Personal example: My bowed legs. BUT as a child I had very straight legs. Here’s what happened. I started gymnastics at age 4, Ballet and Track from age 7. By the time I was 18 my legs had started to bow slightly. At 21, having spent a lot of time teaching Aerobics/ Step/ Spinning and bodybuilding I had over-developed the lateral aspect of my quadriceps and buttock muscles and over lengthened my inner thigh muscles by working on improving my middle ‘Russian’ split. I had created an imbalance. This imbalance caused a painful knee condition called Chondromalacia (Patelofemoral syndrome). Which meant that my femur (the thigh bone) would grind into the underside of my patella (knee cap). The remedy was to re-create balance by strengthening the medial side of the quadriceps (Vastus Medialis Obliquus – VMO) and Adductors, and to stretch the lateral, over tight muscles.
My over tight muscles and fascia were dysfunctional. My skeleton was not functioning as it should, hence the aberration at the knee cap. Later this sticky fascia caused more dysfunction at my right hip and so on. If something is stuck at one point the body will compensate elsewhere. Moishe Feldenkrais said it best:
“Force that is not converted into movement does not simply disappear, but is dissipated into damage done to joints, muscles, and other sections of the body.”
Long story short, the physiotherapy worked only to the extent that I truly understood what I was doing and that I took it on as a daily job – this was the beginning of daily body maintenance, I just didn’t know it yet.
For a moment, let’s return to the bowed legs and dysfunctional movement patterning.

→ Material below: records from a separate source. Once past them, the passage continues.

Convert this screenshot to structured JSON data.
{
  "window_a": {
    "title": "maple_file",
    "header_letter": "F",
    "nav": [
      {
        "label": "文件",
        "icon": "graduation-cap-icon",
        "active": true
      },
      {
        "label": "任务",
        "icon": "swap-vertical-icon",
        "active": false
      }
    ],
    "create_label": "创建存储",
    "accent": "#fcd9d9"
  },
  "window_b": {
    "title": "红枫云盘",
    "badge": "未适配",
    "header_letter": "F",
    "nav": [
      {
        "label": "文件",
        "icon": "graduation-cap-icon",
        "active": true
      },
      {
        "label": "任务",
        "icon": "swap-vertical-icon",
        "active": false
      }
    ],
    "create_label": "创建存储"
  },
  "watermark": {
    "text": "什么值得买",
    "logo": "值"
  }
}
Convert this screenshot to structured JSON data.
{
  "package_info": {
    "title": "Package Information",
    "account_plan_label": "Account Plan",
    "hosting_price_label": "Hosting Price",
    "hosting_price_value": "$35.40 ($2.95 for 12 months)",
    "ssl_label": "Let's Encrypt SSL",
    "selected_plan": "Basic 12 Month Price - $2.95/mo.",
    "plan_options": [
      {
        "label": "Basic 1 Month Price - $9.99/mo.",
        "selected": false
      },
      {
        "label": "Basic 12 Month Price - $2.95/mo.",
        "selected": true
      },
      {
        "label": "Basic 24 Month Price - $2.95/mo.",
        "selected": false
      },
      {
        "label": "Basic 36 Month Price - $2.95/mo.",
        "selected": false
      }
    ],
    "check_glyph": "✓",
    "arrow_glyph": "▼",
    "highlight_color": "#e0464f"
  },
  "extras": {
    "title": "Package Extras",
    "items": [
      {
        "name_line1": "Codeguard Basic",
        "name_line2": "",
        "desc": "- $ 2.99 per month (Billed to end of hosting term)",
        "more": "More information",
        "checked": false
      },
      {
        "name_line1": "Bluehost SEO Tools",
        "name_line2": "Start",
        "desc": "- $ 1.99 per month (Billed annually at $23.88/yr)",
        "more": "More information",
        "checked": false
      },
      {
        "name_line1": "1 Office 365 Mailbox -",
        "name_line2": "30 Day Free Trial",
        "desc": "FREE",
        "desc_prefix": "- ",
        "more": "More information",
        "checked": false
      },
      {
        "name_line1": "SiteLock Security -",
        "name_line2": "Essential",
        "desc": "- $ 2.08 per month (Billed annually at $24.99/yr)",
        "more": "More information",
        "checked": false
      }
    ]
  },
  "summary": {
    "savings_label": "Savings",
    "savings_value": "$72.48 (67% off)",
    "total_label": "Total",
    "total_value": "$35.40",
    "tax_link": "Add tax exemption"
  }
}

When I’m out and about I watch how people move – their mechanics. It’s not a judgment, it’s just what I see and I don’t analyze it all the time. When I see people running or cycling, I watch their alignment. Sometimes I cringe, because I see faulty mechanics which is being repeated and I can feel the pain that will ensue. And other times I see mechanics that make me stop, take my breath away and hear myself say, wow. It’s rare to see movement that is pure and effortless but you’ll know it when you see it, as you will know it when you feel it. Have you ever heard someone point out an athlete and say, he/she/they run like a gazelle?

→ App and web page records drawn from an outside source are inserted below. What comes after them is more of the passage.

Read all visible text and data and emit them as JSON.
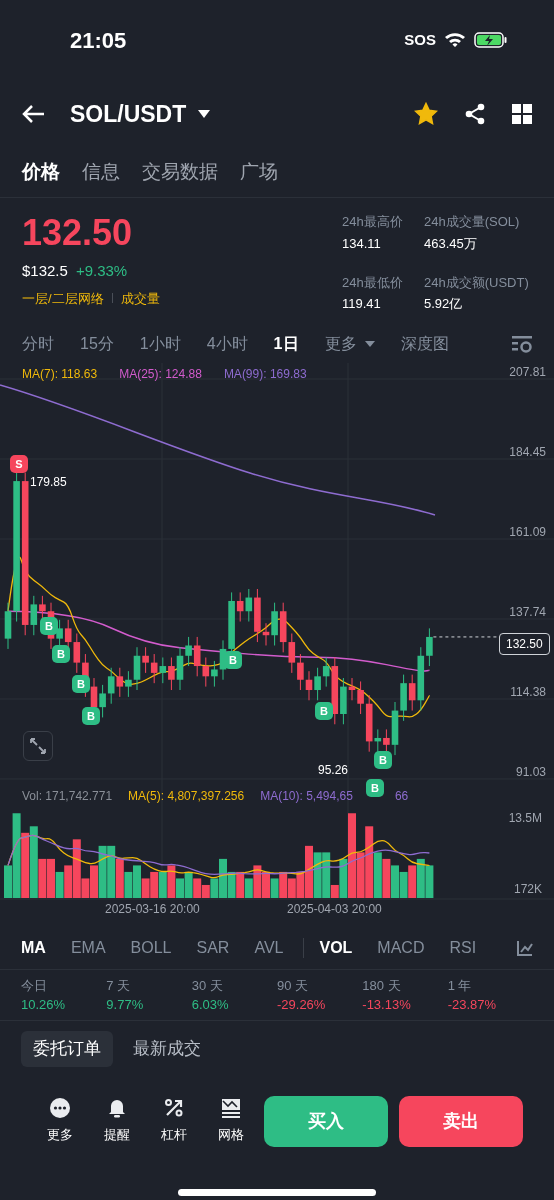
{
  "status_bar": {
    "time": "21:05",
    "sos": "SOS"
  },
  "header": {
    "pair": "SOL/USDT",
    "favorite": true
  },
  "tabs": [
    {
      "label": "价格",
      "selected": true
    },
    {
      "label": "信息",
      "selected": false
    },
    {
      "label": "交易数据",
      "selected": false
    },
    {
      "label": "广场",
      "selected": false
    }
  ],
  "price": {
    "last": "132.50",
    "usd": "$132.5",
    "change": "+9.33%",
    "tags": [
      "一层/二层网络",
      "成交量"
    ]
  },
  "stats": [
    {
      "label": "24h最高价",
      "value": "134.11"
    },
    {
      "label": "24h成交量(SOL)",
      "value": "463.45万"
    },
    {
      "label": "24h最低价",
      "value": "119.41"
    },
    {
      "label": "24h成交额(USDT)",
      "value": "5.92亿"
    }
  ],
  "intervals": [
    {
      "label": "分时",
      "selected": false,
      "kind": "option"
    },
    {
      "label": "15分",
      "selected": false,
      "kind": "option"
    },
    {
      "label": "1小时",
      "selected": false,
      "kind": "option"
    },
    {
      "label": "4小时",
      "selected": false,
      "kind": "option"
    },
    {
      "label": "1日",
      "selected": true,
      "kind": "option"
    },
    {
      "label": "更多",
      "selected": false,
      "kind": "menu"
    },
    {
      "label": "深度图",
      "selected": false,
      "kind": "option"
    }
  ],
  "chart": {
    "ma_legend": [
      {
        "label": "MA(7): 118.63",
        "color": "#f0b90b"
      },
      {
        "label": "MA(25): 124.88",
        "color": "#d35ccd"
      },
      {
        "label": "MA(99): 169.83",
        "color": "#8e6cd0"
      }
    ],
    "y_labels": [
      "207.81",
      "184.45",
      "161.09",
      "137.74",
      "114.38",
      "91.03"
    ],
    "high_label": "179.85",
    "low_label": "95.26",
    "current_price": "132.50",
    "trade_markers": [
      "S",
      "B",
      "B",
      "B",
      "B",
      "B",
      "B",
      "B",
      "B"
    ]
  },
  "volume": {
    "legend": [
      {
        "label": "Vol: 171,742.771",
        "color": "#8a8f98"
      },
      {
        "label": "MA(5): 4,807,397.256",
        "color": "#f0b90b"
      },
      {
        "label": "MA(10): 5,494,65",
        "color": "#8e6cd0"
      },
      {
        "label": "66",
        "color": "#8e6cd0"
      }
    ],
    "y_labels": [
      "13.5M",
      "172K"
    ],
    "x_labels": [
      "2025-03-16 20:00",
      "2025-04-03 20:00"
    ]
  },
  "indicators": [
    {
      "label": "MA",
      "selected": true
    },
    {
      "label": "EMA",
      "selected": false
    },
    {
      "label": "BOLL",
      "selected": false
    },
    {
      "label": "SAR",
      "selected": false
    },
    {
      "label": "AVL",
      "selected": false
    },
    {
      "label": "VOL",
      "selected": true
    },
    {
      "label": "MACD",
      "selected": false
    },
    {
      "label": "RSI",
      "selected": false
    }
  ],
  "returns": [
    {
      "period": "今日",
      "value": "10.26%",
      "color": "#2ebd85"
    },
    {
      "period": "7 天",
      "value": "9.77%",
      "color": "#2ebd85"
    },
    {
      "period": "30 天",
      "value": "6.03%",
      "color": "#2ebd85"
    },
    {
      "period": "90 天",
      "value": "-29.26%",
      "color": "#f6465d"
    },
    {
      "period": "180 天",
      "value": "-13.13%",
      "color": "#f6465d"
    },
    {
      "period": "1 年",
      "value": "-23.87%",
      "color": "#f6465d"
    }
  ],
  "order_tabs": [
    {
      "label": "委托订单",
      "selected": true
    },
    {
      "label": "最新成交",
      "selected": false
    }
  ],
  "actions": [
    {
      "label": "更多",
      "kind": "more"
    },
    {
      "label": "提醒",
      "kind": "alert"
    },
    {
      "label": "杠杆",
      "kind": "leverage"
    },
    {
      "label": "网格",
      "kind": "grid"
    }
  ],
  "buy": "买入",
  "sell": "卖出"
}
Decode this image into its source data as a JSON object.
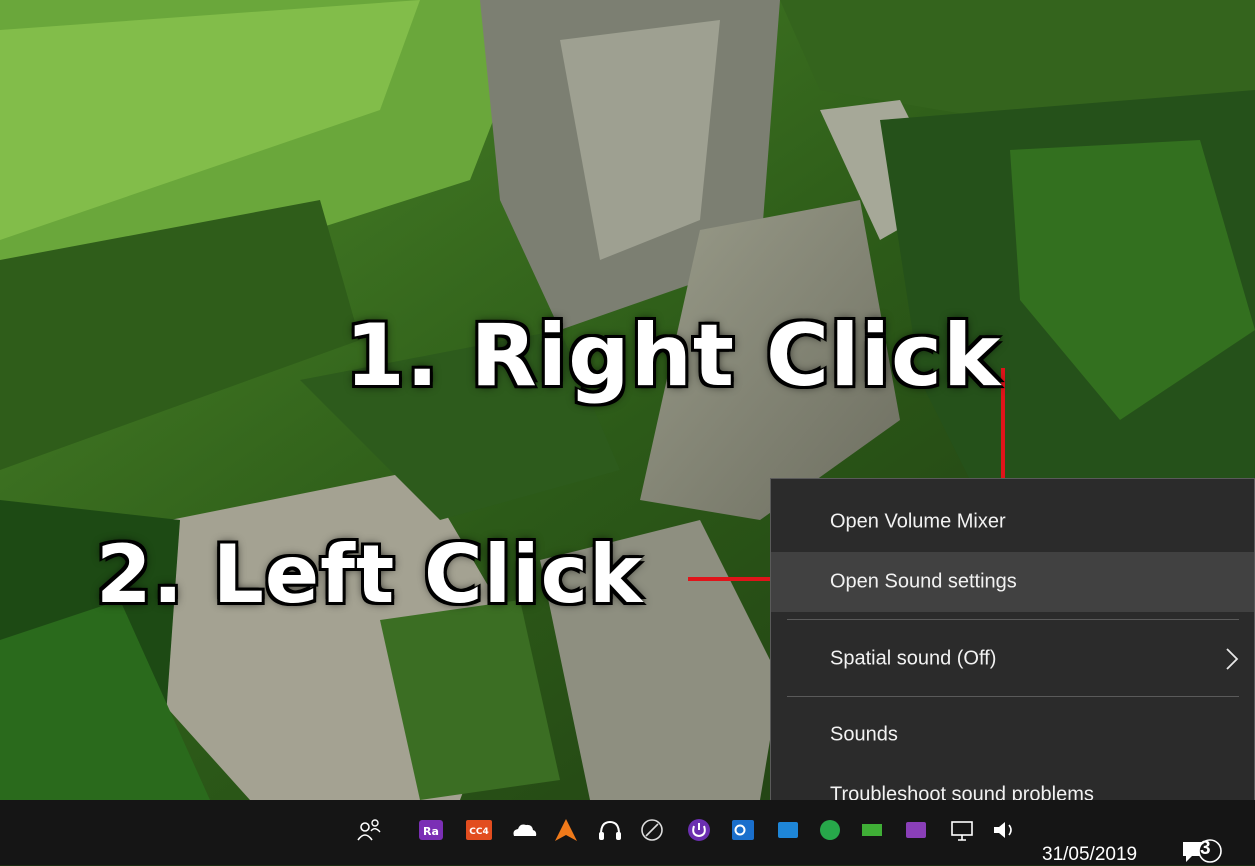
{
  "annotations": {
    "step1": "1. Right Click",
    "step2": "2. Left Click",
    "arrow_color": "#e0141a"
  },
  "context_menu": {
    "items": [
      {
        "label": "Open Volume Mixer",
        "highlighted": false
      },
      {
        "label": "Open Sound settings",
        "highlighted": true
      },
      {
        "label": "Spatial sound (Off)",
        "has_submenu": true
      },
      {
        "label": "Sounds"
      },
      {
        "label": "Troubleshoot sound problems"
      }
    ]
  },
  "taskbar": {
    "date": "31/05/2019",
    "notification_count": "3",
    "icons": [
      "people-icon",
      "rr-app-icon",
      "cc4-app-icon",
      "onedrive-icon",
      "avast-icon",
      "headphones-icon",
      "satellite-icon",
      "power-app-icon",
      "outlook-icon",
      "tray-icon-blue",
      "tray-icon-green",
      "tray-icon-green2",
      "tray-icon-purple",
      "network-icon",
      "volume-icon",
      "action-center-icon"
    ]
  },
  "colors": {
    "menu_bg": "#2b2b2b",
    "menu_hover": "#414141",
    "taskbar_bg": "#151515",
    "accent_red": "#e0141a"
  }
}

Let me just say that even with the gazelle-like athlete, there can still be injury and dysfunctional movement patterning- there is no perfect – just the aim towards it. Our aim with movement, art, literature, what-have-you, is that “once we accept our limits, we [must] go beyond them.” (Albert Einstein). So in my opinion, from experiencing a lot of physical movement I have found that refining movement is on going. Knowing that I swim, people come up to me from time to time and state (more than ask), “Boy, I just can’t swim for exercise – don’t you find it boring?” I am amazed by this because it is often very accomplished athletes who say this. People whom I imagined would know about refining. Each stroke for me is a new combination of possibilities – the accuracy of the kick, placement of pelvis, rib cage and head to the rotation of the arms and angle of pull…who has time for boredom, my neurons and synapses are on overdrive. This is not some mindless activity. If we show interest in what we do, we learn from it and can add on and continue to refine.
Which takes me to the next point, but I’m sure your eyes are beginning to glaze over, so I will return with “What If: Part 2” another day and go into more detail about the narrowing of the hips comment.
M. Feldenkrais, Awareness Through Movement, (NY: Harper & Row, 1972), p. 58.